Exercise data
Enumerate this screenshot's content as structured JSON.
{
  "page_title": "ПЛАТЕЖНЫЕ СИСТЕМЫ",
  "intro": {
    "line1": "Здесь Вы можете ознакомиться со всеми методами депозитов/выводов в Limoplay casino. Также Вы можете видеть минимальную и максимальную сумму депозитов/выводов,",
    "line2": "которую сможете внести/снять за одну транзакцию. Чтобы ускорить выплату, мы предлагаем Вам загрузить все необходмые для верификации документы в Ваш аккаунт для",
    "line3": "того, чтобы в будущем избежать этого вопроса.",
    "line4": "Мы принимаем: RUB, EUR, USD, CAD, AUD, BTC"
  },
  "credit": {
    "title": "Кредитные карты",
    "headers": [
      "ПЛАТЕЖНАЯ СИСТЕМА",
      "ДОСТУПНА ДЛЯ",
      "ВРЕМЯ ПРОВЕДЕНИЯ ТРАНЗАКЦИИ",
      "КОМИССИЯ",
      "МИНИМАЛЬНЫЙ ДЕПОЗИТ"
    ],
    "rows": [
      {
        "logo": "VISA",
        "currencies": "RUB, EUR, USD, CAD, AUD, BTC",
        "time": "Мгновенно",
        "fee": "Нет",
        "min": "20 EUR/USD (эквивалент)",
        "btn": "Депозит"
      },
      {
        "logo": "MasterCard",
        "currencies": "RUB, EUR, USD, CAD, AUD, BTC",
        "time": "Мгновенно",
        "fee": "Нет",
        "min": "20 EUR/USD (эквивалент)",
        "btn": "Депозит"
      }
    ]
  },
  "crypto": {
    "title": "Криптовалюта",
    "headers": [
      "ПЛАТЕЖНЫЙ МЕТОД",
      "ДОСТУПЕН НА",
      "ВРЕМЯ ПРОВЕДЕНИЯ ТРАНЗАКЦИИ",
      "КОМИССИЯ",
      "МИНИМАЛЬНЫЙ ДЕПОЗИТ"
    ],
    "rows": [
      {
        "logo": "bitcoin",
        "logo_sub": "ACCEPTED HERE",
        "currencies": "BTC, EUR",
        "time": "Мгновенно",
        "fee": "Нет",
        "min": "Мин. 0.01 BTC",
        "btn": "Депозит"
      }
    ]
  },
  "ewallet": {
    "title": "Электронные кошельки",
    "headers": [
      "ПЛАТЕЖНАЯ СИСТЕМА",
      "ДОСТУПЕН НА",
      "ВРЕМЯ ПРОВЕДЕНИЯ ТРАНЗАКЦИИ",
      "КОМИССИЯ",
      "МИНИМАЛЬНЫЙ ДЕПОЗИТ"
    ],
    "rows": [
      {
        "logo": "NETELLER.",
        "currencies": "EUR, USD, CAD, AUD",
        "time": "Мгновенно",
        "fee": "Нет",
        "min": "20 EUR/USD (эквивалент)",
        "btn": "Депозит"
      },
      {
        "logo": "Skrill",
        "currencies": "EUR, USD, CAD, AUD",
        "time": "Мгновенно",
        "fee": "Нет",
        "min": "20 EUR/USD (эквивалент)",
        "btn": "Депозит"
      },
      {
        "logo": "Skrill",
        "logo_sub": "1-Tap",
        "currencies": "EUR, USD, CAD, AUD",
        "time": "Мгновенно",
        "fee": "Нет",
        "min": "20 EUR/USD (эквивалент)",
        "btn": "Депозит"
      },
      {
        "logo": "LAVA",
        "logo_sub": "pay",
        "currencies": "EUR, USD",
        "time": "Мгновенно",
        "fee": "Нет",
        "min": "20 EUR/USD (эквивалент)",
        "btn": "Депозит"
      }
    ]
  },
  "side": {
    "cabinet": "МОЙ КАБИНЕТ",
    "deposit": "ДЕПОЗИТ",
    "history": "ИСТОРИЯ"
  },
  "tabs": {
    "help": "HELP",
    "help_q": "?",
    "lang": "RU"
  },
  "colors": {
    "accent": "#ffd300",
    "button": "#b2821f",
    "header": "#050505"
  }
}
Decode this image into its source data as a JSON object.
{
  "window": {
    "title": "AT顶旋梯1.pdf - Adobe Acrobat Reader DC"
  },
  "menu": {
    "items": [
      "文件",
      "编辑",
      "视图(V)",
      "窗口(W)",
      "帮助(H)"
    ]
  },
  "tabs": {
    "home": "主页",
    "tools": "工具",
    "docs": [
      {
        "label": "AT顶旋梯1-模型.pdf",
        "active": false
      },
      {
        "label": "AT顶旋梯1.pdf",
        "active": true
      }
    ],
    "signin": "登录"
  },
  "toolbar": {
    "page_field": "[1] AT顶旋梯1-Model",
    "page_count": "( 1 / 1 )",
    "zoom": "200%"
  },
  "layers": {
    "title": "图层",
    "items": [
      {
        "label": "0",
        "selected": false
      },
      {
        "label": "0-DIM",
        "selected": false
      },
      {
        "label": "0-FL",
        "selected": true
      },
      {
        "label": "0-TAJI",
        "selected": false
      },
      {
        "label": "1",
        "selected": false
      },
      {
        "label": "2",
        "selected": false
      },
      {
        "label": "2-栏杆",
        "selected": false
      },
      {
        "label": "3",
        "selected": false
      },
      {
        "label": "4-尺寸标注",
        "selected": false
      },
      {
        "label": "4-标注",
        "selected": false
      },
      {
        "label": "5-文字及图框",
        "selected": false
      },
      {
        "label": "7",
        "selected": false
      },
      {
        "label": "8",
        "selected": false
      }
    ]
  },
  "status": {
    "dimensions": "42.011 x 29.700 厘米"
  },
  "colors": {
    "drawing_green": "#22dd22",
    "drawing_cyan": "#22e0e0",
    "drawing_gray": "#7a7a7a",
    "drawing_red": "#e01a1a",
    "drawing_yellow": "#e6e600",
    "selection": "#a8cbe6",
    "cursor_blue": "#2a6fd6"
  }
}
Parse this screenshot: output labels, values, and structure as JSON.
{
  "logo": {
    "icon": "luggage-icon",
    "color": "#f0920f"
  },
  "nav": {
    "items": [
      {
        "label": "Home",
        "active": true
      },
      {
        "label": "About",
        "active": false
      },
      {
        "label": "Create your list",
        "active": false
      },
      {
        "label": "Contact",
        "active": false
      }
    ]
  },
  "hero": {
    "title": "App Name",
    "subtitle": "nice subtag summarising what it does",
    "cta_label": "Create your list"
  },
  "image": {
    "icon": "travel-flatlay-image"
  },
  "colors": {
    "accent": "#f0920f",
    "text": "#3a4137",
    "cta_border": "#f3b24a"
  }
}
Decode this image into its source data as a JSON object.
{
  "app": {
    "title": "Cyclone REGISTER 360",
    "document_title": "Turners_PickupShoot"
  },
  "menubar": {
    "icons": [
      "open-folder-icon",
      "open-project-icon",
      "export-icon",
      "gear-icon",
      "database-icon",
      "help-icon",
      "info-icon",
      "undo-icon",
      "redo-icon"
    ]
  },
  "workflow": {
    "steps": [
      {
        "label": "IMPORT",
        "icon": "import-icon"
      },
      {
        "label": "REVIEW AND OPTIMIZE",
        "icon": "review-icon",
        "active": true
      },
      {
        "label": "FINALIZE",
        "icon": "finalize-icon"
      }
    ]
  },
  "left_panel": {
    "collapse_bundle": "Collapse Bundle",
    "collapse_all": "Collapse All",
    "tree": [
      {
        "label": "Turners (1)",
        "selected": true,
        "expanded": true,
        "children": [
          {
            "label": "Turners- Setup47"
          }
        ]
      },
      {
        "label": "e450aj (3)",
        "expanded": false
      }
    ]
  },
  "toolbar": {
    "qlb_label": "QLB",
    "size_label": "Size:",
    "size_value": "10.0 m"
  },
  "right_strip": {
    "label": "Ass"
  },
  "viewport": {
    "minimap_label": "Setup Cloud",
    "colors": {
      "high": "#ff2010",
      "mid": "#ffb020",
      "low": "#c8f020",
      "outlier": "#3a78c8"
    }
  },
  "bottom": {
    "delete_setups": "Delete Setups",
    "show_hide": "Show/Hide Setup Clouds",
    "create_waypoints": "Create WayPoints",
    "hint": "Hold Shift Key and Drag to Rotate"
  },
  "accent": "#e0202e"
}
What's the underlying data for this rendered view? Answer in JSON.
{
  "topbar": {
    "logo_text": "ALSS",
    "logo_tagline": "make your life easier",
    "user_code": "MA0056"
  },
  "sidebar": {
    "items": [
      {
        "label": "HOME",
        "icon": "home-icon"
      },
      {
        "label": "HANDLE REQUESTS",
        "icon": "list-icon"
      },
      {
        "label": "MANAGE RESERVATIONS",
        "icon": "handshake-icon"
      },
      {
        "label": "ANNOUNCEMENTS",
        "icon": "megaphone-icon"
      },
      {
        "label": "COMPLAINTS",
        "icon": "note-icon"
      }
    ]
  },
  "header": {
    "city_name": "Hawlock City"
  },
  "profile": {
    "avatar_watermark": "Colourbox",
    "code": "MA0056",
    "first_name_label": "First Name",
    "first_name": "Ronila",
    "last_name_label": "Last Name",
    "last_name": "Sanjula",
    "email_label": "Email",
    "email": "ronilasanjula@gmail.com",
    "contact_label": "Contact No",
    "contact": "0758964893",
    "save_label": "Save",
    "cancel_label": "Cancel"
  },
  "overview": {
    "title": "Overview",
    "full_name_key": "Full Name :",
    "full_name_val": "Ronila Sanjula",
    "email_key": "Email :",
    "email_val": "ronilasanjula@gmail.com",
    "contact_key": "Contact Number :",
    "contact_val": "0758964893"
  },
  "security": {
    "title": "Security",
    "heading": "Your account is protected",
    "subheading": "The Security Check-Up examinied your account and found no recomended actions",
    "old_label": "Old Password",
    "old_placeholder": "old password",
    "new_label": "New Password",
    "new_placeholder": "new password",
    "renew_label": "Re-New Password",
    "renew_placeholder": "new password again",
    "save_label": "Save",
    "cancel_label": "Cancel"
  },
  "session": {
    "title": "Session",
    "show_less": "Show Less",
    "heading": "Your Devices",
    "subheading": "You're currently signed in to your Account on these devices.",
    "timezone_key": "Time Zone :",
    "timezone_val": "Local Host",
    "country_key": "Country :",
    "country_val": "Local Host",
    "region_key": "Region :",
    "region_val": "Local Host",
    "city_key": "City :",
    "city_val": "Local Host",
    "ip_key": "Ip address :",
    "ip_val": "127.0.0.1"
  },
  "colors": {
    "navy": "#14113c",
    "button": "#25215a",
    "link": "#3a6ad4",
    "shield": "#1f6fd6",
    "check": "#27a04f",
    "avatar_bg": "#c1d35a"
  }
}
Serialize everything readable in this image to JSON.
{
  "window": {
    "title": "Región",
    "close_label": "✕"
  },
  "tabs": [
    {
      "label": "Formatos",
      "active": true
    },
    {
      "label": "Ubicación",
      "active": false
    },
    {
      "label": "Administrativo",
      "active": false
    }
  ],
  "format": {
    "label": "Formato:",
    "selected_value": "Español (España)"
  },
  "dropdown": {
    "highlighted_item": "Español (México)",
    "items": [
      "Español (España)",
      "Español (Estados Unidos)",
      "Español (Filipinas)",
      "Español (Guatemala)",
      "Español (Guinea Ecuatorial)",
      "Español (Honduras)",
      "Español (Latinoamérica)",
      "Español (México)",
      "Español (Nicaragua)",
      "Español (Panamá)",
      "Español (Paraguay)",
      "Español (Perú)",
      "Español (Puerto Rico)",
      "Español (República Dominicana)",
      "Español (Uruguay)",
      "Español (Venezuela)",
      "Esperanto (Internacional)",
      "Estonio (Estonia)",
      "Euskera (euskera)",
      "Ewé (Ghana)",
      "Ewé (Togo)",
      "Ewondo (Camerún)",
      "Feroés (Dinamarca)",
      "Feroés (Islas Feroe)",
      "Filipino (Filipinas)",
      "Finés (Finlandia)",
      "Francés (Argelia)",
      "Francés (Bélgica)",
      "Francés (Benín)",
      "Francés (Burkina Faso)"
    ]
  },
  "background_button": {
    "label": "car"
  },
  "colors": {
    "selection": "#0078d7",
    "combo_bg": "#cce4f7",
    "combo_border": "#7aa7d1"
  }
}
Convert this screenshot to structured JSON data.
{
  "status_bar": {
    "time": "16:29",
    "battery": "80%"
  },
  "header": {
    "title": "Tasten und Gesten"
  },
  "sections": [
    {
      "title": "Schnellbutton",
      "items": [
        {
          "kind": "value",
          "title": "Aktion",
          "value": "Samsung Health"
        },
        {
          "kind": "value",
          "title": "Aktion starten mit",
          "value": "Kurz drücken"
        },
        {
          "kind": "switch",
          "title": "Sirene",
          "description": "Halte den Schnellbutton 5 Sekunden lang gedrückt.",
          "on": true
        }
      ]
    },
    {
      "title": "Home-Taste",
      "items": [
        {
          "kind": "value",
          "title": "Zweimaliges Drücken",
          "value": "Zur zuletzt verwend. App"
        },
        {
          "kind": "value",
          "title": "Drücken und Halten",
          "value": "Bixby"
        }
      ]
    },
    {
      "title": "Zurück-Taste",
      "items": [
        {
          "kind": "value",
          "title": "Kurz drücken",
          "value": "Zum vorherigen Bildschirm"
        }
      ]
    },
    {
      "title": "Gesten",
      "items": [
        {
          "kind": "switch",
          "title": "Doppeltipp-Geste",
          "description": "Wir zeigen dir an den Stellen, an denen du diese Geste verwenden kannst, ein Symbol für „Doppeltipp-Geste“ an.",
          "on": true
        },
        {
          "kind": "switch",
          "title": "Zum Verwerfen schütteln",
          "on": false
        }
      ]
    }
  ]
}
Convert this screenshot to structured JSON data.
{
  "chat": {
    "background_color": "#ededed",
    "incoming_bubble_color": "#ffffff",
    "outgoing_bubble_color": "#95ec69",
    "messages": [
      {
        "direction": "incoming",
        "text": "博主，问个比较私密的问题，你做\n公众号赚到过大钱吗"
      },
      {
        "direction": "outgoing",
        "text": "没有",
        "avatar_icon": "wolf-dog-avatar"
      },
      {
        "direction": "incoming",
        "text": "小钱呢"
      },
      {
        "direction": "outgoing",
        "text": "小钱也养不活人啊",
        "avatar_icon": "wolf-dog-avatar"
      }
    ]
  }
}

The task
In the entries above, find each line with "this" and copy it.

Response
Enumerate this screenshot's content as structured JSON.
Decode this image into its source data as a JSON object.
Parse this screenshot: output labels, values, and structure as JSON.
Decode this image into its source data as a JSON object.
What's the underlying data for this rendered view? Answer in JSON.
Serialize everything readable in this image to JSON.
Convert this screenshot to structured JSON data.
Convert this screenshot to structured JSON data.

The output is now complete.